* **Task prompt**
Look for "JSON" in each line of the entries, and return the matching lines.

(Dataset rows describing interfaces)
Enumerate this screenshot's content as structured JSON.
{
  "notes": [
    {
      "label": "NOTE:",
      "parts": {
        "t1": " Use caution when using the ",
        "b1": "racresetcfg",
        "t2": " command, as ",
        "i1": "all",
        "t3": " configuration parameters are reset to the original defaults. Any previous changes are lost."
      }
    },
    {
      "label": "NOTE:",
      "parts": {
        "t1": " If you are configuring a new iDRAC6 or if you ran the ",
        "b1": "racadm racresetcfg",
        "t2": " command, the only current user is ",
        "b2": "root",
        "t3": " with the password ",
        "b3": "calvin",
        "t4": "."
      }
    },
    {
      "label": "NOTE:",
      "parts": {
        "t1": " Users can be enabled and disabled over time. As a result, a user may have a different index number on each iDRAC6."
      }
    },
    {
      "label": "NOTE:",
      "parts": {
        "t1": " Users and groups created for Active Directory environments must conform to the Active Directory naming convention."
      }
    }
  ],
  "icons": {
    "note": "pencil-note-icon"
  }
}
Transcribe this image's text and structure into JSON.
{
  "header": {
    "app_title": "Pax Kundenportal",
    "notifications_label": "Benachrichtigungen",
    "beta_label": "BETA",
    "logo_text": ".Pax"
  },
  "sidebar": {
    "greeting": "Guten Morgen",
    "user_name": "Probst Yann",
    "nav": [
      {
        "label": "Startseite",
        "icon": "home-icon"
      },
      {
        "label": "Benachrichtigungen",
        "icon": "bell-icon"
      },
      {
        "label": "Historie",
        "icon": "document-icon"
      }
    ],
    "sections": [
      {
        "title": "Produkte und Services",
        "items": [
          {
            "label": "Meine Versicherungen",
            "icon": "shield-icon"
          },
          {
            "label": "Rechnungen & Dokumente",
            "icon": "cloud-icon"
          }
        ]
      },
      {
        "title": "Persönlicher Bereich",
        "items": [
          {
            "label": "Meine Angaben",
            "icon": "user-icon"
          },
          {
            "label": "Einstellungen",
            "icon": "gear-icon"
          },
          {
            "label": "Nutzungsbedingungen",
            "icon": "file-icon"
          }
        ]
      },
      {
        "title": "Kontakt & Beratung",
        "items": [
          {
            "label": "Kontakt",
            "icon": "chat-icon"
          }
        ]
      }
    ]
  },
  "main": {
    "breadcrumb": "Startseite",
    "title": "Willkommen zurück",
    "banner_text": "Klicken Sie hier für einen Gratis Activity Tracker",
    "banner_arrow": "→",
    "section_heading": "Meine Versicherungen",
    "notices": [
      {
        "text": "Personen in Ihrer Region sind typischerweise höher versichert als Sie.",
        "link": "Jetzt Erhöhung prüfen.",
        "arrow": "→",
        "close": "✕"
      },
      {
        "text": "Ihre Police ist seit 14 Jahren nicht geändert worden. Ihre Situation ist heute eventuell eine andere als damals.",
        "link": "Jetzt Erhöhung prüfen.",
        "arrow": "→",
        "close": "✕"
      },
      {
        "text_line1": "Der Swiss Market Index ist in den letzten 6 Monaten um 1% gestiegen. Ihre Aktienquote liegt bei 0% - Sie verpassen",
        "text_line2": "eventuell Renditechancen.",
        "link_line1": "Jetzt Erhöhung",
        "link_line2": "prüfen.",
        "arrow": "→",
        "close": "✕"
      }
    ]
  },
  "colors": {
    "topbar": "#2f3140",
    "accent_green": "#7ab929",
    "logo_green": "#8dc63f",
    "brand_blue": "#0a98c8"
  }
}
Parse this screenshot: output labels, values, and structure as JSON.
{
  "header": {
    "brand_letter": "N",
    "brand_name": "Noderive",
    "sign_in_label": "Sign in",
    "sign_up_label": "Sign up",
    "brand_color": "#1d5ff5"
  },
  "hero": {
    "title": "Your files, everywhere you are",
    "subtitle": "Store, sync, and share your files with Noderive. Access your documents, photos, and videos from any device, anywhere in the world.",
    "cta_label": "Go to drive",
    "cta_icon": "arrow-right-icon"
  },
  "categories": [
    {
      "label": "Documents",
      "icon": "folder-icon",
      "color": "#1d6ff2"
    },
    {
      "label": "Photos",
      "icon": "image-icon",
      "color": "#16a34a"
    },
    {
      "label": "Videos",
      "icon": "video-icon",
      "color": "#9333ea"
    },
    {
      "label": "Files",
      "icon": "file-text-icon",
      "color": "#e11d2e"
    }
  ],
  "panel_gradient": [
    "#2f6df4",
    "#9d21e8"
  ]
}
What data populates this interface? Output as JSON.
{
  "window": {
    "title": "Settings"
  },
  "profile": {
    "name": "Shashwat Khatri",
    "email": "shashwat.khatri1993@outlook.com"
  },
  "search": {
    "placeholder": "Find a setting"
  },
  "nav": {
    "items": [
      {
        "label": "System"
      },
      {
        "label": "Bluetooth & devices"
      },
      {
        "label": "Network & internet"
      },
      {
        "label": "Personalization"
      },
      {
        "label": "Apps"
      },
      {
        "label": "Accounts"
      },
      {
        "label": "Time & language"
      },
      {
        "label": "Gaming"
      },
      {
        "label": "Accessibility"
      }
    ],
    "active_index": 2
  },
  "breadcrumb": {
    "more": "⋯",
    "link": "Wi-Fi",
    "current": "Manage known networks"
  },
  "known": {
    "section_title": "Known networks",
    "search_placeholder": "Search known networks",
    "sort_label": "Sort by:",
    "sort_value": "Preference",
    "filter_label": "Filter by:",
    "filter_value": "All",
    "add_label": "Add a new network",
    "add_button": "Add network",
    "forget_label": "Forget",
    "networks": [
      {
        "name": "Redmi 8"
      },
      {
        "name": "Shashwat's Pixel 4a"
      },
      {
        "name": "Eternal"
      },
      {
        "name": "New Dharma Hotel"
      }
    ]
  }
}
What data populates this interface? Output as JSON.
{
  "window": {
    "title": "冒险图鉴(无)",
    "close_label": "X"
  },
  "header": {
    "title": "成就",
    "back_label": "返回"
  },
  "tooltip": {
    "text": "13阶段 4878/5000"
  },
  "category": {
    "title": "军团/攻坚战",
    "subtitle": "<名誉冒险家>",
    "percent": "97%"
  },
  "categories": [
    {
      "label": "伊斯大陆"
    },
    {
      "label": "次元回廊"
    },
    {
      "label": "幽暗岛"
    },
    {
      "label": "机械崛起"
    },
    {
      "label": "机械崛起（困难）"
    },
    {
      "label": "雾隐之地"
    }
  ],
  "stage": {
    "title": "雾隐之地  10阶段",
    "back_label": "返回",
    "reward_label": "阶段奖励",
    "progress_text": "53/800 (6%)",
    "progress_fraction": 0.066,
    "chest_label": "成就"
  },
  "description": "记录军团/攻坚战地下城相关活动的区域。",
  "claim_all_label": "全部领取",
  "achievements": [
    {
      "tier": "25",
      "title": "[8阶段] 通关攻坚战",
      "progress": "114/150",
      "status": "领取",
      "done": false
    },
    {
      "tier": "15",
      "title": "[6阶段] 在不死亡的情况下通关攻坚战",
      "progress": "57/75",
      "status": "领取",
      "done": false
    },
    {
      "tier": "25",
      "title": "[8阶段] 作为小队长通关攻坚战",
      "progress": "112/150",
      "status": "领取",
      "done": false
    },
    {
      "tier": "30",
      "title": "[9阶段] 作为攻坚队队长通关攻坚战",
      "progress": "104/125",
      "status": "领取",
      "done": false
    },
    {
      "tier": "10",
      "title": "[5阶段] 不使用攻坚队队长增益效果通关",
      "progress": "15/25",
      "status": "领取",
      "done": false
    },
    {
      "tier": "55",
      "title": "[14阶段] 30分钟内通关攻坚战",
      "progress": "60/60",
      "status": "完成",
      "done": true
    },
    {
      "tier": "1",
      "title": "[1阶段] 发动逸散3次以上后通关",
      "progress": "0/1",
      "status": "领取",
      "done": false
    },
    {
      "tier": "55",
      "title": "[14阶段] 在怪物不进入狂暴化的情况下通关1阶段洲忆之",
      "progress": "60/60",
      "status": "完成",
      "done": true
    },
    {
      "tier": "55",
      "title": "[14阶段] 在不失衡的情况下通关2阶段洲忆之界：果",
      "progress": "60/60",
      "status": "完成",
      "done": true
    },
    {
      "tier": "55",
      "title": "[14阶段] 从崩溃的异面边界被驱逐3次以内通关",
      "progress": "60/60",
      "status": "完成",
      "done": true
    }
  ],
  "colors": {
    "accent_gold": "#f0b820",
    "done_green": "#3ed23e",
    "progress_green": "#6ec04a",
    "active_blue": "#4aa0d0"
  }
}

* **Response box**
Enumerate this screenshot's content as structured JSON.
Transcribe this image's text and structure into JSON.
Parse this screenshot: output labels, values, and structure as JSON.
What data populates this interface? Output as JSON.
What data populates this interface? Output as JSON.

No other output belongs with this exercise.